3. New Zealand
New Zealand isn’t going to be as affordable as other countries, but if traveling in Asia isn’t your ideal trip this time around, New Zealand makes a good alternative, with a better exchange rate than a lot of European countries. At present, the U.S. dollar is worth 1.22 New Zealand dollars, compared to 0.74 euros.
Money aside, New Zealand has beautiful countryside and a list of things to see that goes on and on — not to mention the fact that its a major location for extreme sports and hobbies.
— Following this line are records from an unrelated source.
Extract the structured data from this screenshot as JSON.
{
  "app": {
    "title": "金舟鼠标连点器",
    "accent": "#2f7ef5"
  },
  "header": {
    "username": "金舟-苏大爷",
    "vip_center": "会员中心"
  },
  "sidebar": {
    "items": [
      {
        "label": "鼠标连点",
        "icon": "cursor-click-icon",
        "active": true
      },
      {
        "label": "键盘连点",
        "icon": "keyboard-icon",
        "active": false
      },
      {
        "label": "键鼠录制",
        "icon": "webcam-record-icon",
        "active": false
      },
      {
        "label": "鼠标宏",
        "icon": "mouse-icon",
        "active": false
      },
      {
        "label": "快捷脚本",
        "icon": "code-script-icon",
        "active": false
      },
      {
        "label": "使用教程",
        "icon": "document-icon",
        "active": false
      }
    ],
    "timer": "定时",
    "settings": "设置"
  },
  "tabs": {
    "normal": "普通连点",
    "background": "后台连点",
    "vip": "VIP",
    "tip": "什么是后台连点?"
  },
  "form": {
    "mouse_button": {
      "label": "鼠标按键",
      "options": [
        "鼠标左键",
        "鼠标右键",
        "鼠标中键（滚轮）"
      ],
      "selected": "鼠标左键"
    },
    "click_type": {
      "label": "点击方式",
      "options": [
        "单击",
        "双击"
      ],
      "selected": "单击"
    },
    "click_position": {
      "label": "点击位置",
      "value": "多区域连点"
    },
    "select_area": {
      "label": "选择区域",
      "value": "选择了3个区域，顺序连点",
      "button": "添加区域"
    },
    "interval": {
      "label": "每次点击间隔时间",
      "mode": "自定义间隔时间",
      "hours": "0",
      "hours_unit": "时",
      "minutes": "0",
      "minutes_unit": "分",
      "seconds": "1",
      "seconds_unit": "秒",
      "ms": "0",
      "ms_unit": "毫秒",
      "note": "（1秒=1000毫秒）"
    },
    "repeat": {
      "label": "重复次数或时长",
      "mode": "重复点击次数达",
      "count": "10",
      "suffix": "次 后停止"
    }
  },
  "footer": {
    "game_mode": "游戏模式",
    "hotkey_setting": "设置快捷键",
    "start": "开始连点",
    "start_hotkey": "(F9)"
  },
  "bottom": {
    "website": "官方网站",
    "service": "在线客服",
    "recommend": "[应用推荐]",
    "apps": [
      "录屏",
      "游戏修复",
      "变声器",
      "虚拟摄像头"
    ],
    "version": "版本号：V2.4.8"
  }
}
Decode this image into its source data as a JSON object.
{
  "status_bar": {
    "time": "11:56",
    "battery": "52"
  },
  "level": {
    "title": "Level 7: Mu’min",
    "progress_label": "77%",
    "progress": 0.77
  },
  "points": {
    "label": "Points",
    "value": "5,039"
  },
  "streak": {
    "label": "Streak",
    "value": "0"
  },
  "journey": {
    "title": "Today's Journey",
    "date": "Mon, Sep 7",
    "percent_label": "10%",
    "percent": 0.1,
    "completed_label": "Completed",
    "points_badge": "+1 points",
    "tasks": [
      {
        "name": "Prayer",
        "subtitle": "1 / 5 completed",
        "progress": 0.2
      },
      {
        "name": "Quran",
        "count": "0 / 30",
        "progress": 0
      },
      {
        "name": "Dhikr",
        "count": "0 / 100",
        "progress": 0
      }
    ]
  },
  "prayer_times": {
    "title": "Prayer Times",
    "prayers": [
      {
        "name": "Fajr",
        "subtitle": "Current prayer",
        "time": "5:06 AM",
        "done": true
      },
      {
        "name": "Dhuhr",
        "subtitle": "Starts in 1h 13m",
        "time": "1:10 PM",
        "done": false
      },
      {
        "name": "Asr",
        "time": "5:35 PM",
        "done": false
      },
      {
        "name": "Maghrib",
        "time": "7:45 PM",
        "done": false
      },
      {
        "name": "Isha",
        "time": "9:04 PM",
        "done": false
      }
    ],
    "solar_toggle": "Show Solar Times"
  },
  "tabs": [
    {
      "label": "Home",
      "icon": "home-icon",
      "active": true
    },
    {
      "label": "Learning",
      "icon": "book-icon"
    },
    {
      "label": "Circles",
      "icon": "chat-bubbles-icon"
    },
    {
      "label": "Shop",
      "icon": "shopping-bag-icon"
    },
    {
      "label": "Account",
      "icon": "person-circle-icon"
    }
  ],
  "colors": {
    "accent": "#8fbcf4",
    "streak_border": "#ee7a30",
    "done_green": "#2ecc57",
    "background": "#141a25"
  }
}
So if you love skydiving or if paragliding is your passion, New Zealand may truly be the ideal place to head.
It may seem like a cliche spring break trip for college students, but Mexico is both affordable and reasonably close compared to other countries with comparable exchange rates. On top of that, a trip to Mexico need not be the messy college trip to Tijuana that you always hear about.
The route of resort stays may be simpler, but it will ultimately be more expensive and less interesting than a more local experience. That said, the latter takes a lot more planning to be enjoyable and safe, but a motivated vacationer willing to do a bit of research should be able to tailor a budget and schedule that makes the trip a much better experience.
5. The U.S. coast
For those not quite prepared to foot the bill for a plane ticket out of the country but still hoping for a vacation somewhere beautiful, the United States certainly has plenty to offer, especially if you’re interested in a hot sun, beach basking, sea life sort of vacation at the right time of year.
Florida has the Keys, Miami, and is a short hop, skip, and jump away from the Bahamas if you already live there. California has San Francisco’s charm as well as fantastic scuba diving with ocean life, including seals, eerily beautiful kelp forests, and with bug catching and spear fishing as possible vacation interests. Then, there’s always New Orleans with its fantastic food, wonderful music, and nightlife scene. Finally, Oregon’s coastline isn’t exactly the place to bask in sun, but it’s certainly a great destination for surfers and tide pool waders interested in examining sea stars and sea urchins.
6. Couch surfing
Regardless of whether you plan to travel within the U.S. or go international, couch surfing can be a much more affordable way to do so than staying in a hotel — assuming you don’t mind the element of risk. The way couch surfing works is that you make yourself a profile and then send requests for places to stay in whatever area you’re headed.
The website allows you to look at reviews of the people you’d stay with, which allows for at least some degree of background checking if you’re nervous at the prospect of bunking with a stranger. The upside to couch surfing is that it’s free and often allows you to stay places you could never afford otherwise — for instance, directly in a city that would usually be too expensive to get a hotel in.
7. Stay home
Hey, if worse comes to worst, a “staycation” isn’t so bad. Rent movies. Pick up a new hobby. Paint that living room you’ve been meaning to paint for ages and save the money for your next trip. Suddenly, there’s time to cook meals, see friends, visit family, garden, or shovel snow out of the driveway.
Pick up a bottle of wine or drive to a local museum; sleep in for once or read something, anything, off your list of must-read books — the options are endless. People often underestimate the power of free time, but suddenly having time on your hands can transform an old place into something with potential.